More than 300 million people worldwide are diagnosed with a chronic hepatitis B virus (HBV) infection. Nucleos(t)ide viral polymerase inhibitors are available on the market and can efficiently treat patients with chronic HBV. However, life-long treatment is needed as covalently closed circular DNA (cccDNA) persists in the hepatocyte nucleus. Hence, there is a high demand for novel therapeutics that can eliminate cccDNA from the hepatocyte nucleus and cure chronically infected HBV patients. The gold standard for in vitro HBV studies is primary human hepatocytes (PHHs). However, alternatives are needed due to donor organ shortage and high batch-to-batch variability. Therefore, human pluripotent stem cell (hPSC)-derived hepatocyte-like cells (HLCs) are being explored as an in vitro HBV infection model. We recently generated hPSC lines that overexpress three transcription factors (HC3x) and that, upon differentiation in a high amino-acid supplemented maturation medium, generate a more mature hepatocyte progeny (HC3x-AA-HLCs). Here, we demonstrate that HBV can efficiently infect these HC3x-AA-HLCs, as was shown by the presence of HBV core (HBc) and surface antigens. A clear increasing release of HBV surface and e antigens was detected, indicating the formation of functional cccDNA. Moreover, back-titration of culture supernatant of HBV-infected HC3x-AA-HLCs on HepG2-NTCP cells revealed the production of novel infectious HBV particles. Additionally, an increasing number of HBc-positive HC3x-AA-HLCs over time suggests viral spreading is occurring. Finally, the HC3x-AA-HLC model was validated for use in antiviral drug studies using the nucleoside reverse-transcriptase inhibitor, lamivudine, and the HBV entry inhibitor, Myrcludex B.

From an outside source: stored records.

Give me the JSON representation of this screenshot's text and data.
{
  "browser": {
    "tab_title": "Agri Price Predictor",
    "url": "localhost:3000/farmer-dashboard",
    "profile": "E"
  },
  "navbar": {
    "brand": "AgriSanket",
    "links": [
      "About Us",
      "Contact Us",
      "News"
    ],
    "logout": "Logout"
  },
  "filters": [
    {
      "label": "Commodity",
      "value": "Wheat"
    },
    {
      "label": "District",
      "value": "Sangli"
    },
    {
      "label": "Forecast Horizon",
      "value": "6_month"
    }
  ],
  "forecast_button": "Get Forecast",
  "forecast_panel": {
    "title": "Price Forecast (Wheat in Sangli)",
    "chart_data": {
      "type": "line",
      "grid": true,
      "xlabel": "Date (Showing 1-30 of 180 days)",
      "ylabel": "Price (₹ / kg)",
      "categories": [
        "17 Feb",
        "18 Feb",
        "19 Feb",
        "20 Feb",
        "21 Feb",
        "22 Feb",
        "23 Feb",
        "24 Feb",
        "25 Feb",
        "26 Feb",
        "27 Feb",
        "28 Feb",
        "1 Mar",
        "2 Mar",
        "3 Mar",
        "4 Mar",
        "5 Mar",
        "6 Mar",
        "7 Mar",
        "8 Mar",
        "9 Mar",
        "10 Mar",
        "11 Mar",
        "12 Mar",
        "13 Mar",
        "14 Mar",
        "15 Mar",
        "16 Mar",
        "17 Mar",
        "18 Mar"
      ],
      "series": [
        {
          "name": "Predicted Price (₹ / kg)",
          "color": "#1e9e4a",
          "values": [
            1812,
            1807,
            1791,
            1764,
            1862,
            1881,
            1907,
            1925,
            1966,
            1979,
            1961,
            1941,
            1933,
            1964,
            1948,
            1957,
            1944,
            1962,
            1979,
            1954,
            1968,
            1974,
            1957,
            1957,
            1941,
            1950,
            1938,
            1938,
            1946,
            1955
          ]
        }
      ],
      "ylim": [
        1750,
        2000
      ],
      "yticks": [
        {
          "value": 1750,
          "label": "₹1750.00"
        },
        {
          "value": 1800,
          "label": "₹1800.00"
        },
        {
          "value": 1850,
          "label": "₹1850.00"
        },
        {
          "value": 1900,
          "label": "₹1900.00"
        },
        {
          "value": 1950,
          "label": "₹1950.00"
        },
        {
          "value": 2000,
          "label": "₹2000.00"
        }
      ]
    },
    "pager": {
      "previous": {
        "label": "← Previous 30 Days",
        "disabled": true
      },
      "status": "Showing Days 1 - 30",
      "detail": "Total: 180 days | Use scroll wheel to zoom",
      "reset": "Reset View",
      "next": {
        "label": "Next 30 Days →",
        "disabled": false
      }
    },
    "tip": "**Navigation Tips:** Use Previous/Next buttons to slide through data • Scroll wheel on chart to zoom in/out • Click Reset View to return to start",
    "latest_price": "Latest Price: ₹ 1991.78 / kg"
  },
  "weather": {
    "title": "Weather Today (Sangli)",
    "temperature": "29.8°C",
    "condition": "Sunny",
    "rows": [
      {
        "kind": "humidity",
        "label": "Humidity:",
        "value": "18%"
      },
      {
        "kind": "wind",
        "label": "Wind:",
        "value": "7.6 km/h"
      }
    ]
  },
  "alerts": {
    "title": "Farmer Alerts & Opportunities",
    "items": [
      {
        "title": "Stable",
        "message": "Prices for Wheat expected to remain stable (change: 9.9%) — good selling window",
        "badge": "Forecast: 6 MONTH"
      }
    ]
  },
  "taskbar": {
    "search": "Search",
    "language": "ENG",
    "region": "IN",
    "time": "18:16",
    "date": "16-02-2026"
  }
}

Keywords: hepatitis B virus; hepatocytes; stem cell differentiation.